PROMPT: Could you reproduce, exactly and alone, the lines running from the one with "Convert this screenshot" to the end of the data below?

##### DATASET RECORDS

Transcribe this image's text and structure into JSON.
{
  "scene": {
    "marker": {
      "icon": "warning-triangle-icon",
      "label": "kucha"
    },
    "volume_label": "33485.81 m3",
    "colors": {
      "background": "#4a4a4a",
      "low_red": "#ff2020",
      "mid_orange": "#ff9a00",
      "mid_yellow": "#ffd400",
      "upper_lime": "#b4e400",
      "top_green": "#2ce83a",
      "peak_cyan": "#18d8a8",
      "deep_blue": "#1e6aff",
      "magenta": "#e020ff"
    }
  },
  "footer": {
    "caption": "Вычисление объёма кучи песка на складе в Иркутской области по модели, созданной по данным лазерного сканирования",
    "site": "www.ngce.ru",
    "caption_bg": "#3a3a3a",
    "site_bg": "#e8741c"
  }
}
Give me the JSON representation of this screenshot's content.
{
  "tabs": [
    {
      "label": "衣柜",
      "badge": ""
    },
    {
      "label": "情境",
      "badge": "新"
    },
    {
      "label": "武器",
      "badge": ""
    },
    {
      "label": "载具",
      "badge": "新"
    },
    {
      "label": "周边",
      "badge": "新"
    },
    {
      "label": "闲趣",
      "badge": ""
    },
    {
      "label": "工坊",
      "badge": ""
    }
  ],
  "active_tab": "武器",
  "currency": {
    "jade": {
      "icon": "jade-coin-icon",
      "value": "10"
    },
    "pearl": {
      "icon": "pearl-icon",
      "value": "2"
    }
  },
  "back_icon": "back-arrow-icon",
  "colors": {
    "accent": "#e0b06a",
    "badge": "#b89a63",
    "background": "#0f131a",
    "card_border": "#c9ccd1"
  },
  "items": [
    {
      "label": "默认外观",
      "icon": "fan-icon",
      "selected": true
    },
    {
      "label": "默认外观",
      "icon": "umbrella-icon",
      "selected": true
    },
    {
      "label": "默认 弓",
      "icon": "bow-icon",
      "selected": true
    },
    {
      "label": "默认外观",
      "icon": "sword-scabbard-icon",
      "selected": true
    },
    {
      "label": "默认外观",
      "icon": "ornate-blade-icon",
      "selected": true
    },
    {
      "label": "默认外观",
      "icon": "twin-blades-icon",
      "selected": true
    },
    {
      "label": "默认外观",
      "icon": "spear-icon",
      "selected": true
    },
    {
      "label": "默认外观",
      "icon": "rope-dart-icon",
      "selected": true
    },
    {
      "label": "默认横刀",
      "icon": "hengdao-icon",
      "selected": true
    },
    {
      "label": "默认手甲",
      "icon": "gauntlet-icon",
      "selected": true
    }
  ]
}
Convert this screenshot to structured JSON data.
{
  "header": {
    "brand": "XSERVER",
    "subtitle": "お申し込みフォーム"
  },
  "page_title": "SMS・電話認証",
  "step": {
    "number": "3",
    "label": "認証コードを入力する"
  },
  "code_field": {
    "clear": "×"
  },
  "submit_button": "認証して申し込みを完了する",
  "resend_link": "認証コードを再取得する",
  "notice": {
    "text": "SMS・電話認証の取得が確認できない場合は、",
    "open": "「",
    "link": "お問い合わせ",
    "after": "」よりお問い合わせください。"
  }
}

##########

RESPONSE FOR THIS EXERCISE:
Convert this screenshot to structured JSON data.
{
  "header": {
    "brand": "XSERVER",
    "subtitle": "お申し込みフォーム"
  },
  "page_title": "SMS・電話認証",
  "step": {
    "number": "3",
    "label": "認証コードを入力する"
  },
  "code_field": {
    "clear": "×"
  },
  "submit_button": "認証して申し込みを完了する",
  "resend_link": "認証コードを再取得する",
  "notice": {
    "text": "SMS・電話認証の取得が確認できない場合は、",
    "open": "「",
    "link": "お問い合わせ",
    "after": "」よりお問い合わせください。"
  }
}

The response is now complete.